On the one hand, Marc Garneau's answer falls into the familiar trap of hoping that the public will rally around the Libs' sense of grievance at being mistreated by the Cons:
Liberals say government House leader Peter Van Loan told his Liberal counterpart, Marc Garneau, that the less-than-optimal timing was deliberate, payback for the Liberals using their last opposition day to hammer the government over the impact of budget cuts on food safety.
What apparently sparked Van Loan's ire was that Liberals had compared the cuts to those made by the former Conservative government of Mike Harris in Ontario, which they linked to the deadly E. coli outbreak in Walkerton. Liberals helpfully pointed out that a number of senior ministers in the Harper government were also members of the Harris cabinet, including Finance Minister Jim Flaherty.
"That 'went too far' and so wings had to be clipped," interim Liberal Leader Bob Rae wrote Friday in a blog post, recounting Van Loan's explanation for the timing of the Liberals' next opposition day.On the other, Nathan Cullen's response paints the Cons themselves as missing the point by engaging in such petty efforts to derail debate:
Rae cited the incident as one of many examples that Canadians are "now living in a democracy with dictatorial tendencies."
"Did they give us a short day as a punishment? Whatever. You now, they're in the bubble," shrugged NDP House leader Nathan Cullen.
"They can punish away. OK. What were we trying to do? We were trying to be accountable to Canadians. So, who had a good week, who had a bad week is always the question at the end of these kinds of things."
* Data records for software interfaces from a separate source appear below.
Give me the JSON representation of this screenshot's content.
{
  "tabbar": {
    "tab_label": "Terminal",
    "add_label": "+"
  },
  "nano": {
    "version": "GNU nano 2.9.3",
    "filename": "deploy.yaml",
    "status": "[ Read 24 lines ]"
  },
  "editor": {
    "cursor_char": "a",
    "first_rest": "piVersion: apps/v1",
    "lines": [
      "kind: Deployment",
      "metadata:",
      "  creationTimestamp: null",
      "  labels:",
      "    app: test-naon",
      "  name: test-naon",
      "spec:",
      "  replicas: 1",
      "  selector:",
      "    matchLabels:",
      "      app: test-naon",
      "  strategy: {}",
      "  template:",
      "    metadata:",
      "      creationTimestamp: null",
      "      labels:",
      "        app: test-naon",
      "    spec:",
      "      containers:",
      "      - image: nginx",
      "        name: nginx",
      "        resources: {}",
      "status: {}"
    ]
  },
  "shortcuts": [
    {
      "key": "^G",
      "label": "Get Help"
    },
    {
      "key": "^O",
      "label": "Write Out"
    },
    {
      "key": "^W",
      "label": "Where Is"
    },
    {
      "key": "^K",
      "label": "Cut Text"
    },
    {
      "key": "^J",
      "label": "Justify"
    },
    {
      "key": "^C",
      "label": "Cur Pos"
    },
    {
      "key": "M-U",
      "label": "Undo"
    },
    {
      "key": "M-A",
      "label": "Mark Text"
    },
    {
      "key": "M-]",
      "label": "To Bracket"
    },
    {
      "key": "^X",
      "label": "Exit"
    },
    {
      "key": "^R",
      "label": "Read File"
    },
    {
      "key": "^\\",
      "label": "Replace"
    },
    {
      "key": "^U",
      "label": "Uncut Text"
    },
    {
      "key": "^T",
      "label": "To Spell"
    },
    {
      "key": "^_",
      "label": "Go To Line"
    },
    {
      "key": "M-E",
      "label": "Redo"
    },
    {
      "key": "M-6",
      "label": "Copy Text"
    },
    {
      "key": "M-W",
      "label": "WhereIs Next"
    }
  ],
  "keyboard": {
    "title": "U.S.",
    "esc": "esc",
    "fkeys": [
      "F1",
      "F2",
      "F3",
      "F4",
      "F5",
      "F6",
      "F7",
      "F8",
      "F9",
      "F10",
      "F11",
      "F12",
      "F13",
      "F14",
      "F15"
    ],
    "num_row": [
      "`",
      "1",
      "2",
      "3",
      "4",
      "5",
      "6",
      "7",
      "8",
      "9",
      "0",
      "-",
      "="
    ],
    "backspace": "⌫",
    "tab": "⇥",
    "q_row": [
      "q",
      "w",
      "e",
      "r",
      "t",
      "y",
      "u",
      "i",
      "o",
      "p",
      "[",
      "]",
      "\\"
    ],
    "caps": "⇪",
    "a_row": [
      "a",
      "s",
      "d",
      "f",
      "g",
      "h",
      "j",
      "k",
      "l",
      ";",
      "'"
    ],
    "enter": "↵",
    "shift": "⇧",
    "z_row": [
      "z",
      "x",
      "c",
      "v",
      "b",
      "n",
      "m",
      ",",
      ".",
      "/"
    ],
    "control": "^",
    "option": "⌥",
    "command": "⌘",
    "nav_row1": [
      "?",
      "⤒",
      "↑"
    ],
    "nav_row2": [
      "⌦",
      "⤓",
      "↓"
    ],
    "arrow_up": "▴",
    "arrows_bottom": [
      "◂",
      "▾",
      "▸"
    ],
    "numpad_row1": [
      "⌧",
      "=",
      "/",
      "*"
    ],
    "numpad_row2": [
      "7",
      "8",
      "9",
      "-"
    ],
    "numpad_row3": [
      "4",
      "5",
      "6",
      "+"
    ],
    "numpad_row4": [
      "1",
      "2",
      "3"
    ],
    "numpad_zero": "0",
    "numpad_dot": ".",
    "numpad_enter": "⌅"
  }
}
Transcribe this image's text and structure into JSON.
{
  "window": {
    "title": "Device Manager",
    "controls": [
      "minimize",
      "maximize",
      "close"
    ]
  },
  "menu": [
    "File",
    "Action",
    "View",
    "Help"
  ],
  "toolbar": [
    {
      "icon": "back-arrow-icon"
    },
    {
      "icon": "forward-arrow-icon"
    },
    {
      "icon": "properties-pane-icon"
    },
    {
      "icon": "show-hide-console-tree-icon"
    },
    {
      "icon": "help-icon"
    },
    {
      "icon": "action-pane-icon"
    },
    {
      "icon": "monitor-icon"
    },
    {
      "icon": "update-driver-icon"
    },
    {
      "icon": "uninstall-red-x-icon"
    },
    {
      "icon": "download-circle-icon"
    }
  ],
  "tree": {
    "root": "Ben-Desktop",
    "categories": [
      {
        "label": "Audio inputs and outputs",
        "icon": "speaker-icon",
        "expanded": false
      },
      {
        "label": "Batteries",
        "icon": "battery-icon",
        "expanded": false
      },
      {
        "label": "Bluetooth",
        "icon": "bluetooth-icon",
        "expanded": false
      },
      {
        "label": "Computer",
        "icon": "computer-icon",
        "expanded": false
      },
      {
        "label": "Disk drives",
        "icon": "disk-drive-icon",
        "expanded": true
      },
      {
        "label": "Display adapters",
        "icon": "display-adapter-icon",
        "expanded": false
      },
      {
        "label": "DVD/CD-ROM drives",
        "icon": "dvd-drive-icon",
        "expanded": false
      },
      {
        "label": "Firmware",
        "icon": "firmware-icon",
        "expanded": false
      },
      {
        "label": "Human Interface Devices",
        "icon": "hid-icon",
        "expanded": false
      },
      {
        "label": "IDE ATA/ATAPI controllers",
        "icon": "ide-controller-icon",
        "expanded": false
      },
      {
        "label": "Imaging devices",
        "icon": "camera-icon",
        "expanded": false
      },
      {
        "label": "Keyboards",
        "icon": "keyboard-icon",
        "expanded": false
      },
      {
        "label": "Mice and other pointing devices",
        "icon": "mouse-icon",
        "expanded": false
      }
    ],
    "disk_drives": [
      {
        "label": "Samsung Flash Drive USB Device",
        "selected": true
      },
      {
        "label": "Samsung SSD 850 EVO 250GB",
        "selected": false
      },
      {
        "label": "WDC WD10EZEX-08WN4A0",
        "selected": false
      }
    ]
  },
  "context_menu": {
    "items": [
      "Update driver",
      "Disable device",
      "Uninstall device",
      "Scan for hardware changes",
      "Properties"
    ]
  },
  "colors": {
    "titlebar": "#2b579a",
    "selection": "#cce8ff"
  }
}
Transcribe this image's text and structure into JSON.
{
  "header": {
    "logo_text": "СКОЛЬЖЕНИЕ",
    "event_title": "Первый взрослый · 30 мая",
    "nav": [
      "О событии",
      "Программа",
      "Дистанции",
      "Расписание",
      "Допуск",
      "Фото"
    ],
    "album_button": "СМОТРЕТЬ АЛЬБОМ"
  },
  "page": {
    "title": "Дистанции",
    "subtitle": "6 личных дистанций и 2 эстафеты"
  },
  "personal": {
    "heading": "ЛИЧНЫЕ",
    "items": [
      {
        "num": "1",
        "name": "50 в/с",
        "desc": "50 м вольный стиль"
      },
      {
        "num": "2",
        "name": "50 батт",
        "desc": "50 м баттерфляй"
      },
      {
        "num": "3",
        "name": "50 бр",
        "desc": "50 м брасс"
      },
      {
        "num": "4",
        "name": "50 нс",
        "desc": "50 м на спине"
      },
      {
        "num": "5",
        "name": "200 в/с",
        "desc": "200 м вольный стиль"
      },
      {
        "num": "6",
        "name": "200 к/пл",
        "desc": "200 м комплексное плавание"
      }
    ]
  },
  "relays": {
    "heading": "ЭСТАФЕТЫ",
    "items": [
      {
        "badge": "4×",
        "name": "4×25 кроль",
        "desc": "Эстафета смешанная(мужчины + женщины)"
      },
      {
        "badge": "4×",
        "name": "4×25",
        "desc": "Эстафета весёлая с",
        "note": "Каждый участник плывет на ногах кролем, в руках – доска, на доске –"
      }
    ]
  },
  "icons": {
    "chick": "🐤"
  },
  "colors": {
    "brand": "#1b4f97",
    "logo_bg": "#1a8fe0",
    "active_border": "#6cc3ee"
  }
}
In Cullen's opinion, "punishing us doesn't make them look strong; it makes them look weak," as though the government is afraid of open debate on its own policies.- Leah DeVellis and Kelly McParland are both rightly appalled by Vic Toews' latest effort to vilify prison inmates - this time by attacking the already-meager income inmates are entitled to earn while incarcerated.
- Ezra Klein neatly juxtaposes how U.S. tax policy designed to disproportionately benefit the wealthy has only added to already-worrisome growth in equality.
- Meanwhile, if we're looking for examples as to how a failure to take health into account as an important social goal leads to results which everybody can agree to be disastrous, the return of whooping cough as a result of short-sighted budget cuts and anti-science hysteria surely fits the bill.
- Finally, I'm not quite sure how Thomas Friedman missed the pattern of anything and everything being up for sale for advertising purposes - and he still seems to miss the point that there's plenty of appetite to pay taxes to support the services people need. But having clued in, he serves up some well-justified concerns:
“Over the last three decades,” he states, “we have drifted from having a market economy to becoming a market society. A market economy is a tool — a valuable and effective tool — for organizing productive activity. But a ‘market society’ is a place where everything is up for sale. It is a way of life where market values govern every sphere of life.”
Why worry about this trend? Because, Sandel argues, market values are crowding out civic practices. When public schools are plastered with commercial advertising, they teach students to be consumers rather than citizens. When we outsource war to private military contractors, and when we have separate, shorter lines for airport security for those who can afford them, the result is that the affluent and those of modest means live increasingly separate lives, and the class-mixing institutions and public spaces that forge a sense of common experience and shared citizenship get eroded....Throughout our society, we are losing the places and institutions that used to bring people together from different walks of life. Sandel calls this the “skyboxification of American life,” and it is troubling. Unless the rich and poor encounter one another in everyday life, it is hard to think of ourselves as engaged in a common project. At a time when to fix our society we need to do big, hard things together, the marketization of public life becomes one more thing pulling us apart. “The great missing debate in contemporary politics,” Sandel writes, “is about the role and reach of markets.” We should be asking where markets serve the public good, and where they don’t belong, he argues. And we should be asking how to rebuild class-mixing institutions.